About a month ago, former Gov. Tim Pawlenty (R) was a national co-chair of Mitt Romney's presidential campaign, a high-profile surrogate, and a possible vice presidential nominee. As of this morning, Pawlenty has a very different kind of role in politics.
Tim Pawlenty, the former governor of Minnesota, is resigning as a national co-chairman of Mitt Romney's presidential campaign to take a job in Washington as a top lobbyist for a group representing banks and financial companies.
Mr. Palwenty's new role as President and C.E.O. of the Financial Services Roundtable was announced by the organization Thursday morning. In a statement, the group said that Mr. Pawlenty will step down from his role at Mr. Romney's campaign because the organization is bipartisan.
This really won't help with the "fleeing a sinking ship" talk. Indeed, it's been widely assumed that Pawlenty would be rewarded with a prominent role in a Romney administration if the Republican won in November. Perhaps Pawlenty no longer sees that as likely?

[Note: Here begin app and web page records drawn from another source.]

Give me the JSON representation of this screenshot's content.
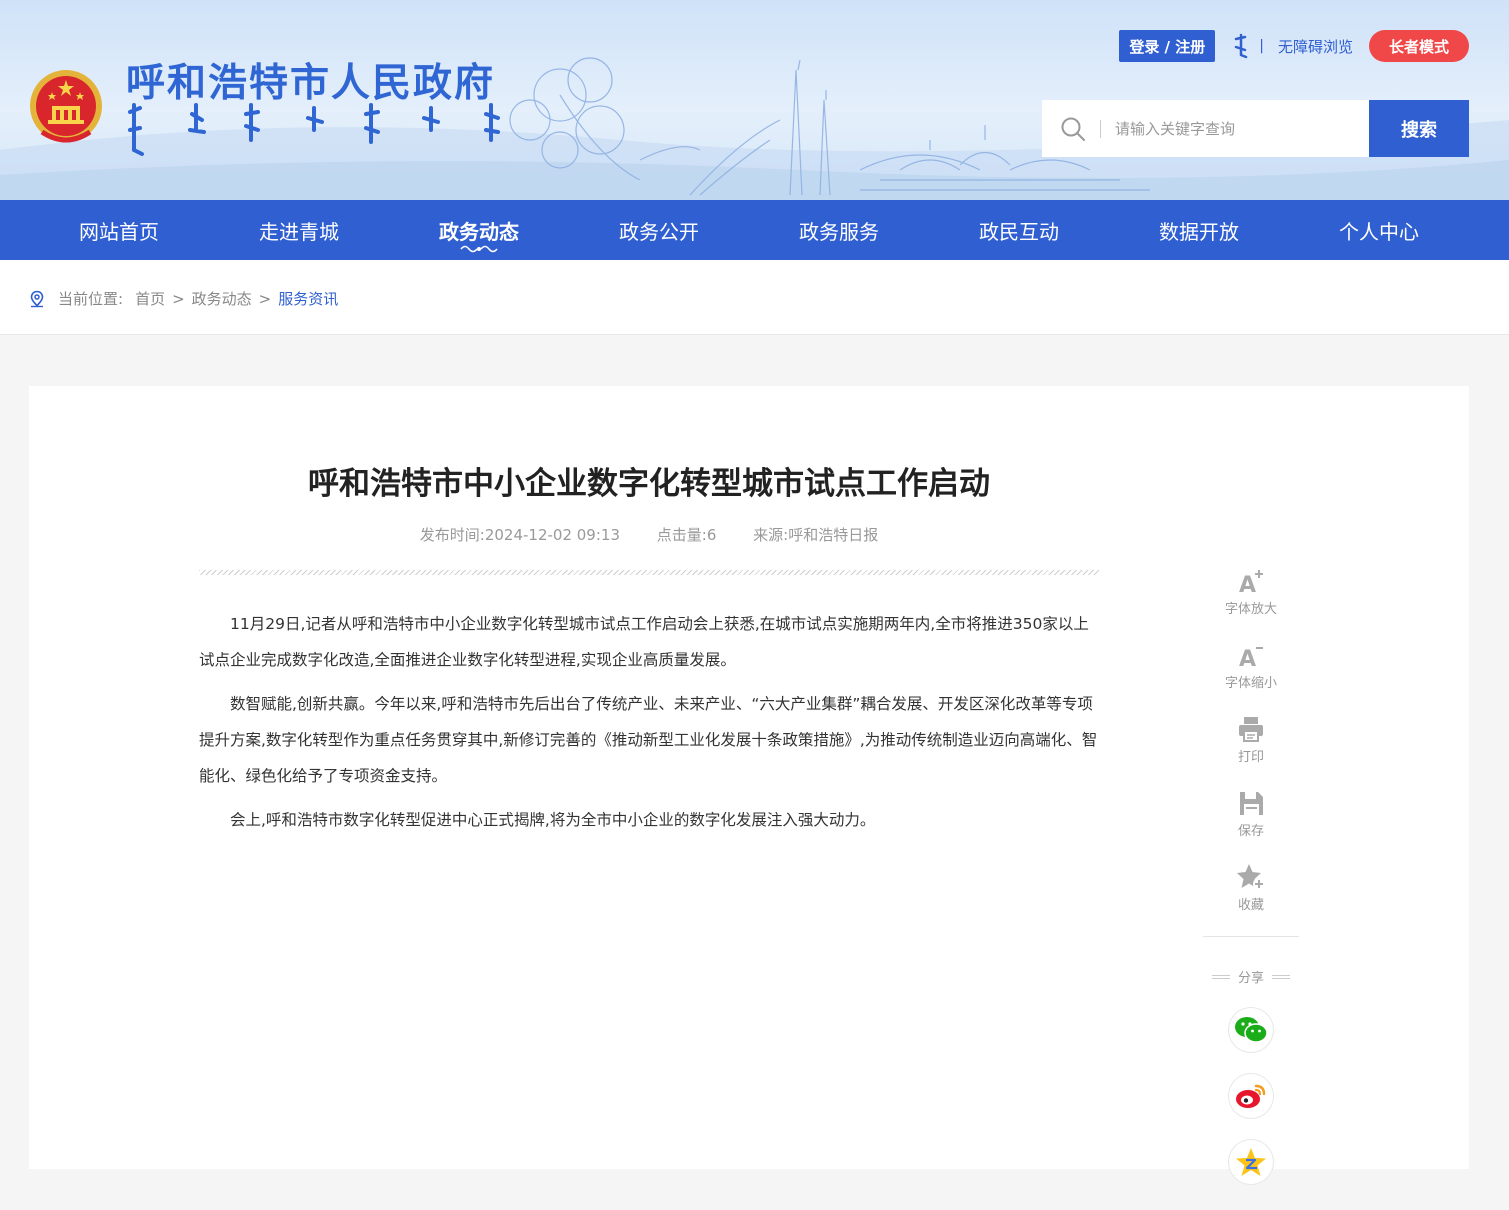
{
  "header": {
    "site_title": "呼和浩特市人民政府",
    "login_label": "登录 / 注册",
    "separator": "|",
    "accessible_label": "无障碍浏览",
    "elder_mode_label": "长者模式",
    "search": {
      "placeholder": "请输入关键字查询",
      "button_label": "搜索"
    }
  },
  "nav": {
    "items": [
      {
        "label": "网站首页"
      },
      {
        "label": "走进青城"
      },
      {
        "label": "政务动态",
        "active": true
      },
      {
        "label": "政务公开"
      },
      {
        "label": "政务服务"
      },
      {
        "label": "政民互动"
      },
      {
        "label": "数据开放"
      },
      {
        "label": "个人中心"
      }
    ]
  },
  "breadcrumb": {
    "label": "当前位置:",
    "items": [
      "首页",
      "政务动态"
    ],
    "separator": ">",
    "current": "服务资讯"
  },
  "article": {
    "title": "呼和浩特市中小企业数字化转型城市试点工作启动",
    "publish_time": "发布时间:2024-12-02 09:13",
    "clicks": "点击量:6",
    "source": "来源:呼和浩特日报",
    "paragraphs": [
      "11月29日,记者从呼和浩特市中小企业数字化转型城市试点工作启动会上获悉,在城市试点实施期两年内,全市将推进350家以上试点企业完成数字化改造,全面推进企业数字化转型进程,实现企业高质量发展。",
      "数智赋能,创新共赢。今年以来,呼和浩特市先后出台了传统产业、未来产业、“六大产业集群”耦合发展、开发区深化改革等专项提升方案,数字化转型作为重点任务贯穿其中,新修订完善的《推动新型工业化发展十条政策措施》,为推动传统制造业迈向高端化、智能化、绿色化给予了专项资金支持。",
      "会上,呼和浩特市数字化转型促进中心正式揭牌,将为全市中小企业的数字化发展注入强大动力。"
    ]
  },
  "tools": {
    "font_up": "字体放大",
    "font_down": "字体缩小",
    "print": "打印",
    "save": "保存",
    "favorite": "收藏",
    "share_title": "分享"
  },
  "colors": {
    "brand_blue": "#2f5fd0",
    "elder_red": "#f04848",
    "wechat_green": "#1aad19",
    "weibo_red": "#e6162d",
    "qzone_yellow": "#fcc419"
  }
}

Indeed, the timing of the announcement seems especially odd -- Election Day is 47 days away. By resigning from Team Romney today, it gives the impression that Pawlenty couldn't wait to get away.
For that matter, it doesn't help Romney's larger image problems to have one of his closest political allies quit his campaign to begin lobbying for banks.